2). Check the hoses and belts. They should not have cracks. The radiator hoses should not be soft.
3). Inspect the engine for any sort of leaks, or corrosion. On the engine block, look for any dark brown oil stains, this will indicate that there is a leak in a gasket, and could possibly lead to an expensive repair in the future.
Check the brake fluid, and reservoir to make sure it is not leaking. The belts should look new (i.e. not have cracks or signs of drying). Old belts can snap, and if you do not know how to replace them.
4). Remove the oil filler cap. A foam residue on the inside indicates a leaking head gasket. Forget that car…
5). Pull the transmission dipstick; the fluid should be pink or red. An old car may be dark but it should not look or smell burnt. It should also be full (check with the engine running).
6). Check the timing belt. This is the most important belt in the engine, and is also the most costly to replace. If the car is equipped with a steel timing chain, you don’t have to worry about this.
CHECKING INSIDE THE CAR
1). Go inside the car. Check the seats and upholstery of the car for any tears, rips, stains, or other types of damage.
2). Check to make sure the air-conditioning of the car is working well by turning it on. If air conditioning is a must, buy a car with R134 coolant. Most cars fitted with R134 are 1993 or newer and have a sticker on the AC Condenser.
3). Check the odometer of the car for the mileage. This is important because the mileage indicates the car’s age.
4). Find out if the car has a computer on board. Bring with you an On-Board Diagnostic kit to check for errors. For a car that has an onboard computer, pay attention to the warnings right when you start the car or when you turn the key or the start button.
5). Verify the lights and all the regular functions of the car when not moving.
TEST DRIVING THE CAR

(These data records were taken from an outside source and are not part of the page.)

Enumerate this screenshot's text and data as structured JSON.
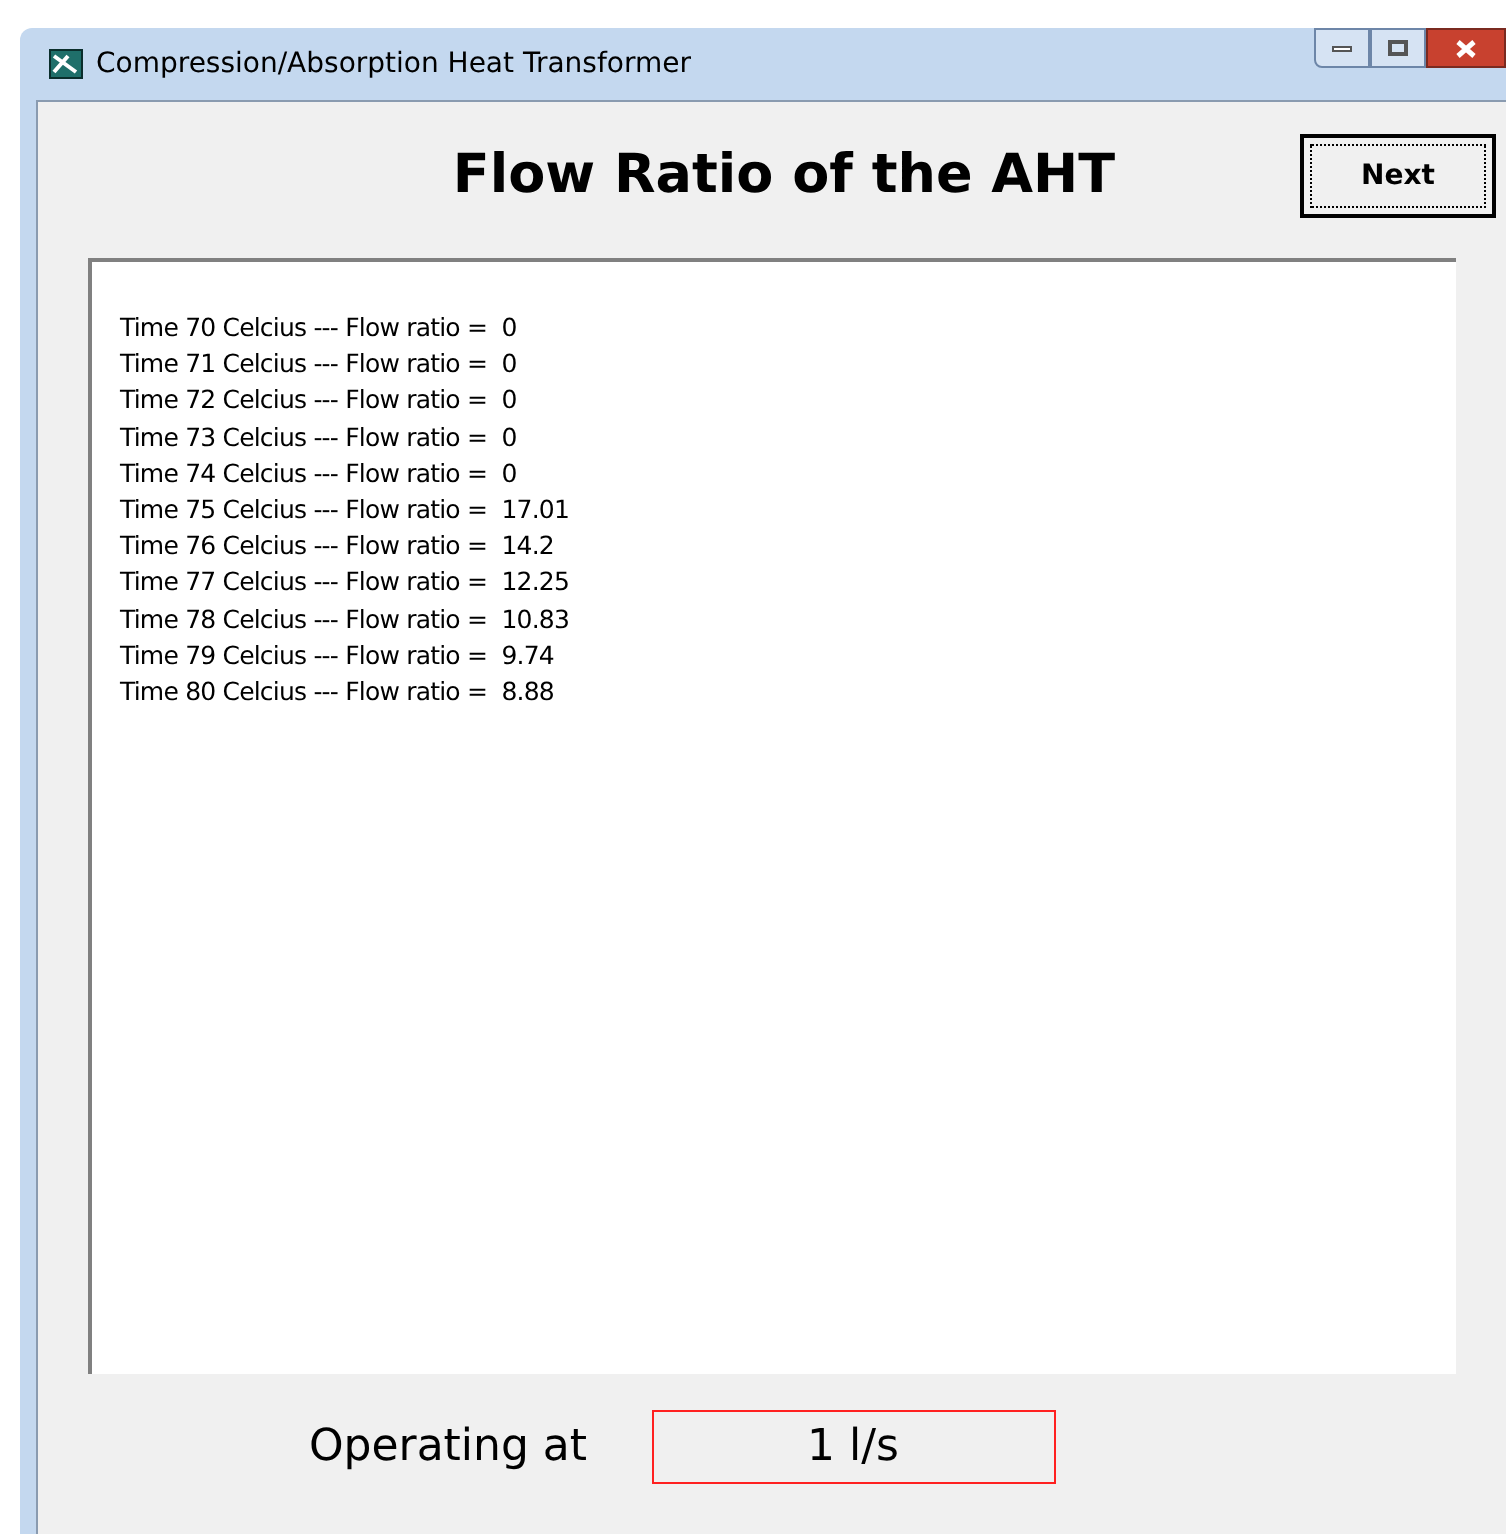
{
  "window": {
    "title": "Compression/Absorption Heat Transformer"
  },
  "heading": "Flow Ratio of the AHT",
  "next_button": "Next",
  "results": [
    "Time 70 Celcius --- Flow ratio =  0",
    "Time 71 Celcius --- Flow ratio =  0",
    "Time 72 Celcius --- Flow ratio =  0",
    "Time 73 Celcius --- Flow ratio =  0",
    "Time 74 Celcius --- Flow ratio =  0",
    "Time 75 Celcius --- Flow ratio =  17.01",
    "Time 76 Celcius --- Flow ratio =  14.2",
    "Time 77 Celcius --- Flow ratio =  12.25",
    "Time 78 Celcius --- Flow ratio =  10.83",
    "Time 79 Celcius --- Flow ratio =  9.74",
    "Time 80 Celcius --- Flow ratio =  8.88"
  ],
  "operating": {
    "label": "Operating at",
    "value": "1 l/s"
  }
}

1). Test drive the car before making any final decisions. This is perhaps one of the best ways to know the condition of the car. Hence, a buyer should make all effort to do a test drive first before coming to any decisions.
2). Be sure to check the brakes of the car by pressing down hard enough on the brakes to decelerate rapidly, but not enough to slide.

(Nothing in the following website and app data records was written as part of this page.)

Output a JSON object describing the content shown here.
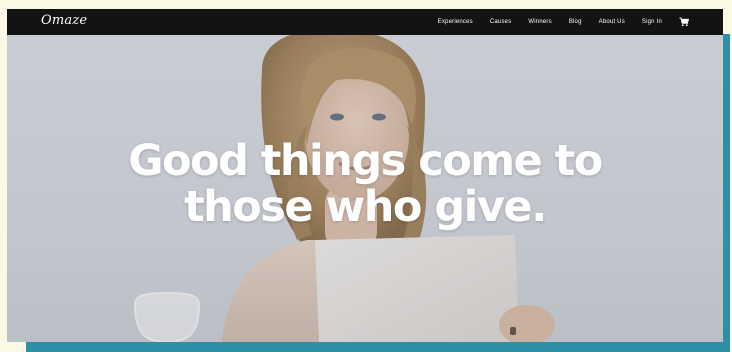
{
  "brand": {
    "logo_text": "Omaze"
  },
  "nav": {
    "items": [
      {
        "label": "Experiences"
      },
      {
        "label": "Causes"
      },
      {
        "label": "Winners"
      },
      {
        "label": "Blog"
      },
      {
        "label": "About Us"
      },
      {
        "label": "Sign In"
      }
    ],
    "cart_icon": "shopping-cart-icon"
  },
  "hero": {
    "headline_line1": "Good things come to",
    "headline_line2": "those who give."
  },
  "colors": {
    "nav_bg": "#131313",
    "nav_text": "#ffffff",
    "headline": "#ffffff",
    "accent_shadow": "#2e8fa6",
    "page_bg": "#fbf8e6"
  }
}
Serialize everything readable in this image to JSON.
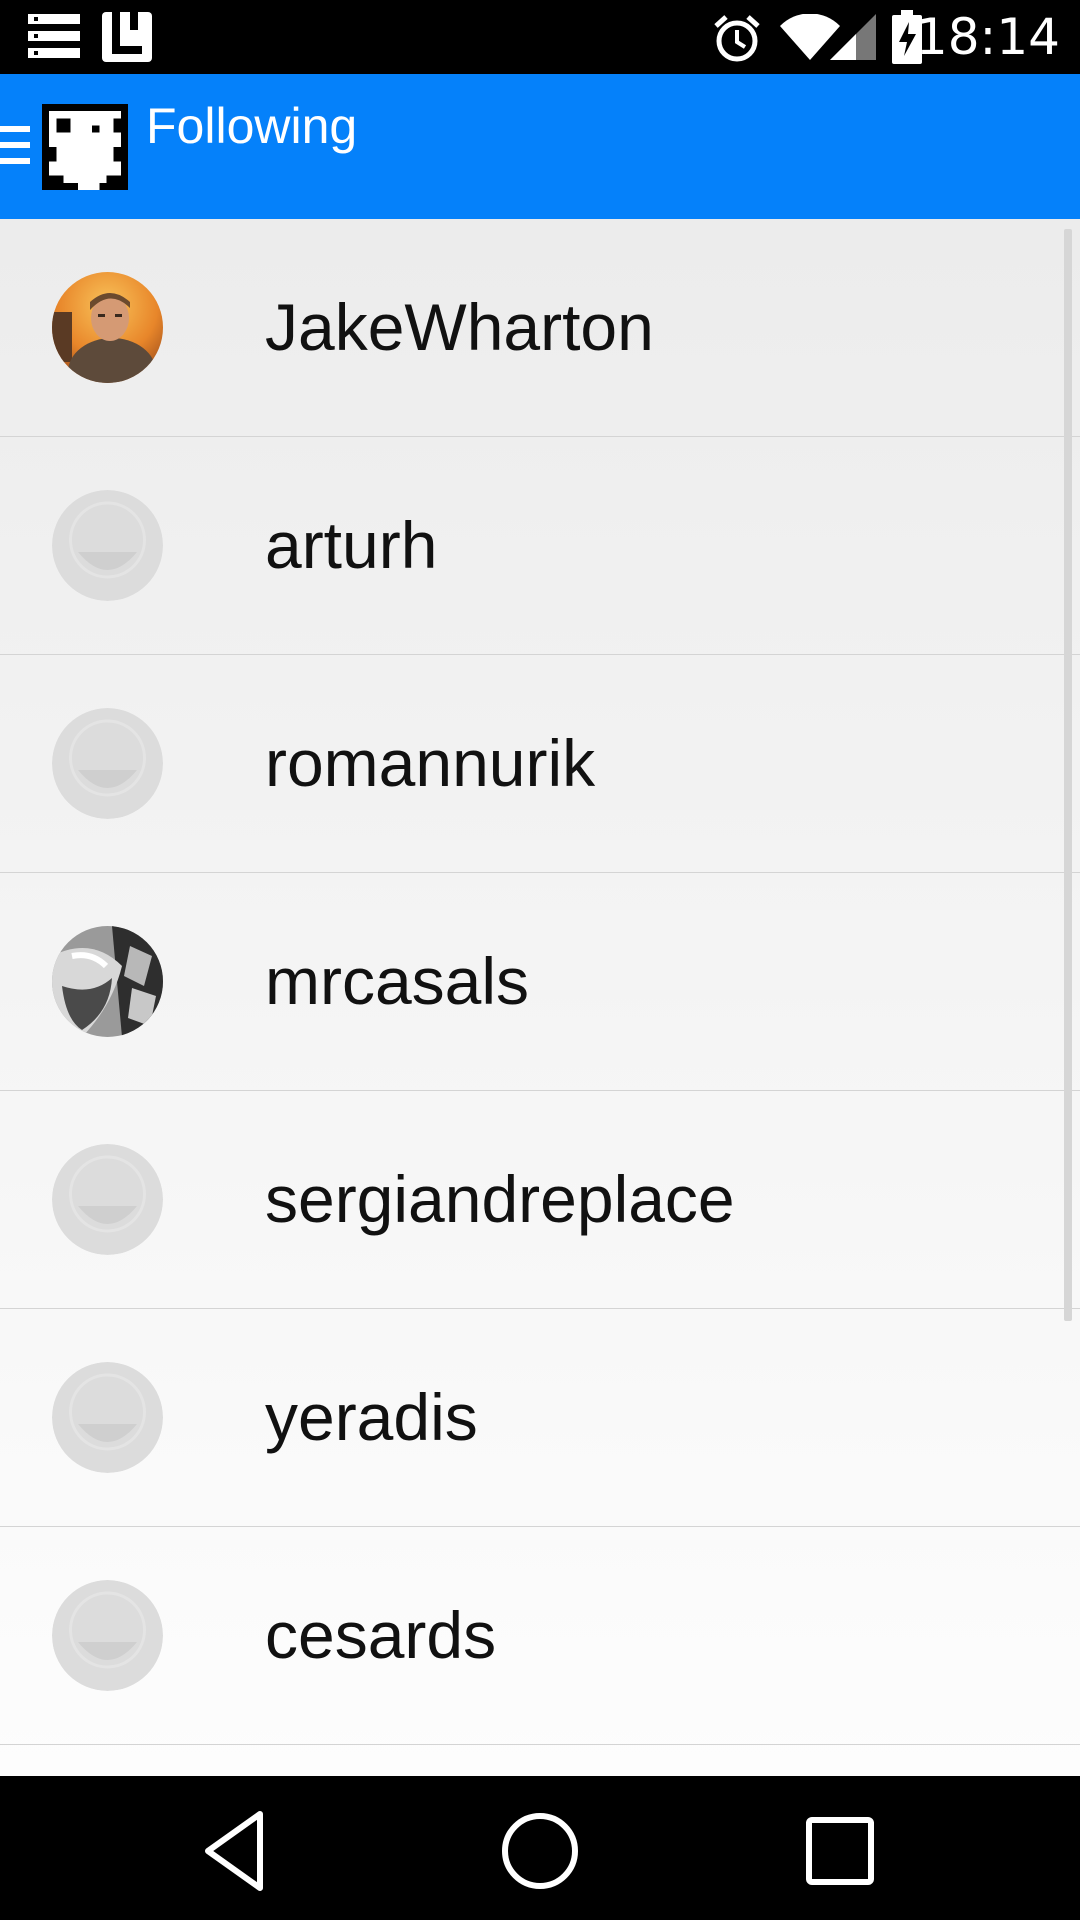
{
  "status_bar": {
    "time": "18:14",
    "icons": [
      "notification-menu-icon",
      "notification-l-icon",
      "alarm-icon",
      "wifi-icon",
      "signal-icon",
      "battery-charging-icon"
    ]
  },
  "app_bar": {
    "title": "Following",
    "menu_icon": "hamburger-menu-icon",
    "logo_icon": "pixel-octocat-logo"
  },
  "following": [
    {
      "username": "JakeWharton",
      "avatar": "photo"
    },
    {
      "username": "arturh",
      "avatar": "placeholder"
    },
    {
      "username": "romannurik",
      "avatar": "placeholder"
    },
    {
      "username": "mrcasals",
      "avatar": "photo"
    },
    {
      "username": "sergiandreplace",
      "avatar": "placeholder"
    },
    {
      "username": "yeradis",
      "avatar": "placeholder"
    },
    {
      "username": "cesards",
      "avatar": "placeholder"
    }
  ],
  "nav_bar": {
    "icons": [
      "back-icon",
      "home-icon",
      "recents-icon"
    ]
  },
  "colors": {
    "app_bar": "#0581fa",
    "status_bar": "#000000",
    "nav_bar": "#000000",
    "divider": "#d4d4d4",
    "placeholder_avatar": "#dcdcdc"
  }
}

Try this going around 48 km/h in an area without traffic. You should not feel any vibration from the brake pedal, or hear any squealing or strange noises.
Brakes that pulsate indicate the need for having the rotors resurfaced or replaced and new pads installed. It should not swerve; this can be caused by a bad brake caliper or worn steering components.

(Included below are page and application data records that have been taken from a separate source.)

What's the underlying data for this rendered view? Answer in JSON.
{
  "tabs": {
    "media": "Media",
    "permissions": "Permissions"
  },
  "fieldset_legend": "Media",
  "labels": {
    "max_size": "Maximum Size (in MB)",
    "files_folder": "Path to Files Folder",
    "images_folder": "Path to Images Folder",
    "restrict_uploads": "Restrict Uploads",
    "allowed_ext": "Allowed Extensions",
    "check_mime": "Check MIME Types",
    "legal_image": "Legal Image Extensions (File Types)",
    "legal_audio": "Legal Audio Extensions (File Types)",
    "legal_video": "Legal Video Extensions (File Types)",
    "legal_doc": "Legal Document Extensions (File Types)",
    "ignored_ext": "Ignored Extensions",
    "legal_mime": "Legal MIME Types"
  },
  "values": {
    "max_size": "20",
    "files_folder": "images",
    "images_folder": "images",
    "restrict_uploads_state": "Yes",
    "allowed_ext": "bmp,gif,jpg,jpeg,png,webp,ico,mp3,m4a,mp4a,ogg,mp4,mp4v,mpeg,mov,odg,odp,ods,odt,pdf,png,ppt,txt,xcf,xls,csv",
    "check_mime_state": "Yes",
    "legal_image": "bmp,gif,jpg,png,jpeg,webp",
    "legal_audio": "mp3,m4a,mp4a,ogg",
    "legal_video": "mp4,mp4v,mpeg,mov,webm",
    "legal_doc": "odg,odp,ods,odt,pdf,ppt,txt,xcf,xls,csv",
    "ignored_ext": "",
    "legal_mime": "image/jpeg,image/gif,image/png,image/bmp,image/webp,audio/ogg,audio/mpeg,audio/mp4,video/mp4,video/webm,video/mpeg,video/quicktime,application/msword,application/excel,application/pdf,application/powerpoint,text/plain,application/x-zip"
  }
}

3). Check for small trepidation at 45 / 55 / 65 / 75 (121 km/h). Slight trepidation during a small speed interval may mean wear at the direction mechanical parts. These may include joints/arms etc. This may go together with uneven wear on the front tire(s).
4). Check for sounds, trepidation or clunking noise when making a 90-degree turn. Do this at low speed. This means again, wear at the front direction level: joints need to be changed.
REACHING YOUR DECISION
1). Check out the car’s service history which should give you some information regarding the performances, repairs, and problems of the car.
Ideally, the current owner would have kept a record of the times when the car needed servicing and should be willing to show you this information.
Some cars do not have maintenance records because they maintained them at informal garages. This should be fine as long as they can prove they maintained the car properly.
There are instances where used cars are sold because of past accidents or negative experiences.
2). Take with you someone who knows cars. It is a good idea to bring along a trusted friend with a good background of automotive know-how to check things that you are not sure of.
If you do not have a trusted friend in the auto industry you can pay a mechanic to complete an inspection on it.
3). Inspect the car’s documents keenly. A log book is a document that proves ownership of the car.Do a search and verify that the documents are genuine.
4). Do not pay the set price. A car is a negotiable item.
5). Apply for a transfer of ownership online through National Transport and Safety Authority.